--- MATERIALS PROVIDED Enclosed Below ---

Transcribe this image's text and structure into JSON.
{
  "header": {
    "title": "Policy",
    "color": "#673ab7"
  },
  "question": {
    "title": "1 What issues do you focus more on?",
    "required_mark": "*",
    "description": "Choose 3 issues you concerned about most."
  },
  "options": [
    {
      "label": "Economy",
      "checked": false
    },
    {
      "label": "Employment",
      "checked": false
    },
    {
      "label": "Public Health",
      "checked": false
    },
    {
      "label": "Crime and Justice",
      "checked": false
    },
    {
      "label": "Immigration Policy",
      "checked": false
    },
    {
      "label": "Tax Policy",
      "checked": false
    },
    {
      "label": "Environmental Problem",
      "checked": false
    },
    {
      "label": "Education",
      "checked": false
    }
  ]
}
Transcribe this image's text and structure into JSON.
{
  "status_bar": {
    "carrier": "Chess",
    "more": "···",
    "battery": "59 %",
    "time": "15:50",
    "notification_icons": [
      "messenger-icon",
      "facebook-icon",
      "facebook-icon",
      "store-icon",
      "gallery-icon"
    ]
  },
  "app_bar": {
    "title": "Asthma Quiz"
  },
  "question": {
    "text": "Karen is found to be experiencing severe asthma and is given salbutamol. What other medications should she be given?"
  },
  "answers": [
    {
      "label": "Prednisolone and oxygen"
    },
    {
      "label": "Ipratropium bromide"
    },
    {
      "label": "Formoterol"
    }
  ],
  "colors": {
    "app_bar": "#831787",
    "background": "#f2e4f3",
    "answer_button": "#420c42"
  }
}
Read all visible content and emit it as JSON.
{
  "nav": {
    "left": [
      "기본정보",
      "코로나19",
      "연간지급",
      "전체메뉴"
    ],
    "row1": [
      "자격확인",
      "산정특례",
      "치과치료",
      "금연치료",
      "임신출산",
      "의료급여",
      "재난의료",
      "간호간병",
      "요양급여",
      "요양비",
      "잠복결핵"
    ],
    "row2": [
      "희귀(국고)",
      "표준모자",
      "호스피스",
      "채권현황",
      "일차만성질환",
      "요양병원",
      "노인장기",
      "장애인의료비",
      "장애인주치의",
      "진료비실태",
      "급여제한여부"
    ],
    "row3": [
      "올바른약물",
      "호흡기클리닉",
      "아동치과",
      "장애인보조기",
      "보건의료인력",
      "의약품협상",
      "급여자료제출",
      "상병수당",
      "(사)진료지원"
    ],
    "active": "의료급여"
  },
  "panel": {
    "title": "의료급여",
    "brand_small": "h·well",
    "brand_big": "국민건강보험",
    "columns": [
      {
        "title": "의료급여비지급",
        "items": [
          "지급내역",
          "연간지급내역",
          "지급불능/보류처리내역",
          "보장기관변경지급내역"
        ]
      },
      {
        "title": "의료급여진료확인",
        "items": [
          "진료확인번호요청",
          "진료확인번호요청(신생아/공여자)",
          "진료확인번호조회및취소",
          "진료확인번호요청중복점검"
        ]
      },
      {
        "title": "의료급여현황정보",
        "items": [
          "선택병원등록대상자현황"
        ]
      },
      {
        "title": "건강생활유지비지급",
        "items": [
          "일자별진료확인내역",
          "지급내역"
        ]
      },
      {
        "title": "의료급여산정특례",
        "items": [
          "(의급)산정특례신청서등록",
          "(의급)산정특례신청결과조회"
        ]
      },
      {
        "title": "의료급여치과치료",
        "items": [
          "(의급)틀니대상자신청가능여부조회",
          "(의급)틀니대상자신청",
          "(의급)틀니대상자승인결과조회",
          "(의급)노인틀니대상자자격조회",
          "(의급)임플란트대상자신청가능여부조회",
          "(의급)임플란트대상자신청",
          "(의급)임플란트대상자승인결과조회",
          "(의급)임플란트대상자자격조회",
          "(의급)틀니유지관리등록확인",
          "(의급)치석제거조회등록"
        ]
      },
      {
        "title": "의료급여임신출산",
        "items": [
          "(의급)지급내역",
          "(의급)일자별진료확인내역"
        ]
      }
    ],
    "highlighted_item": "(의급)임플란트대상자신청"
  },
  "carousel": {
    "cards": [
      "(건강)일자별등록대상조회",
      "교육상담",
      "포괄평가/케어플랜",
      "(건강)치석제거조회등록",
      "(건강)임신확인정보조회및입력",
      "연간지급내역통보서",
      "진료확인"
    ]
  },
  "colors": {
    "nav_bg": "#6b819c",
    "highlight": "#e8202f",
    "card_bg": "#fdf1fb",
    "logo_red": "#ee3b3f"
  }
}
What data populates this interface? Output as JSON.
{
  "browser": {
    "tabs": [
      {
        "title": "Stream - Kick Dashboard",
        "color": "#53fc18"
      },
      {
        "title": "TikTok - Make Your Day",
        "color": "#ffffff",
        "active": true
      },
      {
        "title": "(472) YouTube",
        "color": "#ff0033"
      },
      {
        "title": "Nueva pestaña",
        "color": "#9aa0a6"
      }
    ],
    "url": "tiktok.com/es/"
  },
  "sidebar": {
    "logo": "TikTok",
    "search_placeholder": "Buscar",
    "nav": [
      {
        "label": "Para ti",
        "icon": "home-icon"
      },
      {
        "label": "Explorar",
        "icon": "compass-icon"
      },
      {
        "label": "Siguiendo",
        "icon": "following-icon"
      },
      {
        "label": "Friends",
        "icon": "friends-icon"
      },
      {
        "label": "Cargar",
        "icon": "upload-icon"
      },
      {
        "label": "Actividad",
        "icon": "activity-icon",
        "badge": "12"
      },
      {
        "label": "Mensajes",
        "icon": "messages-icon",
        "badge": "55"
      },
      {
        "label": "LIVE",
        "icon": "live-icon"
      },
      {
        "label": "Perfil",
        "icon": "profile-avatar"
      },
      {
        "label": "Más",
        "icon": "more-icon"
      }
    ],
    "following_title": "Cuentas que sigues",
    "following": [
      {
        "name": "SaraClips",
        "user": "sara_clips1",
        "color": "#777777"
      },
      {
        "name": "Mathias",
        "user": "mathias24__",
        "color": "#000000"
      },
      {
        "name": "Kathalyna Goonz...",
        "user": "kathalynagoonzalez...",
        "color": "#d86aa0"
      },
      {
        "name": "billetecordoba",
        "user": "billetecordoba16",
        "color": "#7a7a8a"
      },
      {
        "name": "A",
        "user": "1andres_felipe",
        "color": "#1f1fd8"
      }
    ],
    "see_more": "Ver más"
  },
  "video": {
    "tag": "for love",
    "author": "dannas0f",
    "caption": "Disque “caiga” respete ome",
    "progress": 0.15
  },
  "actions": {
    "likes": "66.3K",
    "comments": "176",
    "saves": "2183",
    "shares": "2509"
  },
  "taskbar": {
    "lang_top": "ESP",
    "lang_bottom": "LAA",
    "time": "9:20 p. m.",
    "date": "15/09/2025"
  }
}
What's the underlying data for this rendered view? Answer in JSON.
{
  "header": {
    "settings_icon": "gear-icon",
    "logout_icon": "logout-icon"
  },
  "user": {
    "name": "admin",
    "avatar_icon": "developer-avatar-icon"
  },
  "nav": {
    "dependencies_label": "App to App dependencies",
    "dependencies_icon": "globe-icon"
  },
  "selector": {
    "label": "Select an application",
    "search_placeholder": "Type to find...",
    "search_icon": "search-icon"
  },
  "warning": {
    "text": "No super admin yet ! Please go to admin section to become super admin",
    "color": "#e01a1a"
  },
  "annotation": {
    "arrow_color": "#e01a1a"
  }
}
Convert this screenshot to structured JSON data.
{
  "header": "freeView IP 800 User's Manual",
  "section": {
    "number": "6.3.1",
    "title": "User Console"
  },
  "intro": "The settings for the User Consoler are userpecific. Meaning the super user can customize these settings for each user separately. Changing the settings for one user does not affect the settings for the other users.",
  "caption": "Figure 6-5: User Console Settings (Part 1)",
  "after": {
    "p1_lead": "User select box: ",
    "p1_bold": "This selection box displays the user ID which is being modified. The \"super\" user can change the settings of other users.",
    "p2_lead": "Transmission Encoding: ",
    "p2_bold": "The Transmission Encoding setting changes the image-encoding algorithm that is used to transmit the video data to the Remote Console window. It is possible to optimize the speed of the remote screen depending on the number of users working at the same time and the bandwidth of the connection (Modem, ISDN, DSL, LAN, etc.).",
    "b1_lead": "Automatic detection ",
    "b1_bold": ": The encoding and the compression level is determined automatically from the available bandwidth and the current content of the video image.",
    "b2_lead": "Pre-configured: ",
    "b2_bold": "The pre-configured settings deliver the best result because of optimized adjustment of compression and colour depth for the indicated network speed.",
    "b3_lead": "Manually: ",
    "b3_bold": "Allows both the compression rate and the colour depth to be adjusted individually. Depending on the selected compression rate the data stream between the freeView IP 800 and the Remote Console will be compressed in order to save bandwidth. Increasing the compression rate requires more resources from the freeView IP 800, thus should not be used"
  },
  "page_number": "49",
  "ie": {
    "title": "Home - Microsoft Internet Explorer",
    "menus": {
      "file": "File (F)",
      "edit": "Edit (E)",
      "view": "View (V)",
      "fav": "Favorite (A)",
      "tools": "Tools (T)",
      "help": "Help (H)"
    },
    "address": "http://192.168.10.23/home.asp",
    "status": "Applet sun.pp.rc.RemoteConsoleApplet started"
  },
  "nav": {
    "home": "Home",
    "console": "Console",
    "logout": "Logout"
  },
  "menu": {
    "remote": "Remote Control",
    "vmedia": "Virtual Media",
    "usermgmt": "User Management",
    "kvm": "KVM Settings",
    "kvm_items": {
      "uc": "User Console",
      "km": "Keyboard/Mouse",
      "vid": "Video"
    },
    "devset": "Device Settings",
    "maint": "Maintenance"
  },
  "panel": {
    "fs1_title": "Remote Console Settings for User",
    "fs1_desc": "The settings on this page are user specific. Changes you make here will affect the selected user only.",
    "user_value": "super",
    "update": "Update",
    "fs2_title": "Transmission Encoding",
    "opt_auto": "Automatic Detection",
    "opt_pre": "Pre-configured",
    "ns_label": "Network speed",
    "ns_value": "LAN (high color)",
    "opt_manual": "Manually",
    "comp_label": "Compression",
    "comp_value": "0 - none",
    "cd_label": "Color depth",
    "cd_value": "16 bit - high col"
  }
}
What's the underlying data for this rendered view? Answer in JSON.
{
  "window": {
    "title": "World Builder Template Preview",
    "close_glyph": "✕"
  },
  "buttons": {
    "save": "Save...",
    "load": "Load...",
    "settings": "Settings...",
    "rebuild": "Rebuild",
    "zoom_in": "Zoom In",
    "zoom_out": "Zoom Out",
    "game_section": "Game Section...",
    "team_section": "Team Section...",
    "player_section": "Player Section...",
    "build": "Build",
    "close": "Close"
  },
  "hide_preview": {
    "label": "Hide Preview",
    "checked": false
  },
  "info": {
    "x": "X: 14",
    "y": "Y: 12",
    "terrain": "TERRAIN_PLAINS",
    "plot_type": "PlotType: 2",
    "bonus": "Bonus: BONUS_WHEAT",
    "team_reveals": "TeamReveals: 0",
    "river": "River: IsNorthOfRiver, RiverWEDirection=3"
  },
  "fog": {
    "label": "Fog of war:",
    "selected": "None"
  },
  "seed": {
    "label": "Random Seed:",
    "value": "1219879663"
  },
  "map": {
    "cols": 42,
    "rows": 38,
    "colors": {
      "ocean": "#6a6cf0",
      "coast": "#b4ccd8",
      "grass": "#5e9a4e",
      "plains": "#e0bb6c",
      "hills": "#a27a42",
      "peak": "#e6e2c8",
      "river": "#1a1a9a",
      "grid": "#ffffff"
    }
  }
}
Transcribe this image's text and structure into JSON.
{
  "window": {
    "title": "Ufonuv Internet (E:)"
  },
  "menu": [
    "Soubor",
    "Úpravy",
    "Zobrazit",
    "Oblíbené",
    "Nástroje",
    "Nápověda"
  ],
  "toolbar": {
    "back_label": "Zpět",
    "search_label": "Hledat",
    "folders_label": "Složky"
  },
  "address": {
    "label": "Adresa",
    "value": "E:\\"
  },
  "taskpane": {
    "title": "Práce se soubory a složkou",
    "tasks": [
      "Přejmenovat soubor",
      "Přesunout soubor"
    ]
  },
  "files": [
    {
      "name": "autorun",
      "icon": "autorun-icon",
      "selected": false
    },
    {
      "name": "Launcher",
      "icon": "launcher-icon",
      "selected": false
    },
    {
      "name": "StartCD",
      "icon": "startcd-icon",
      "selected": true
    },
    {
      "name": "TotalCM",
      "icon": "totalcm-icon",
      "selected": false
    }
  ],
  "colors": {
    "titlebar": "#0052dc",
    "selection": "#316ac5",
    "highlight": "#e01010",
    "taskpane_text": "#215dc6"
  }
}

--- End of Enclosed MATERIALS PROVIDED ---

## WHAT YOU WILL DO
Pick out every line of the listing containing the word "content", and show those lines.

## ANSWER
Read all visible content and emit it as JSON.
    "b1_bold": ": The encoding and the compression level is determined automatically from the available bandwidth and the current content of the video image.",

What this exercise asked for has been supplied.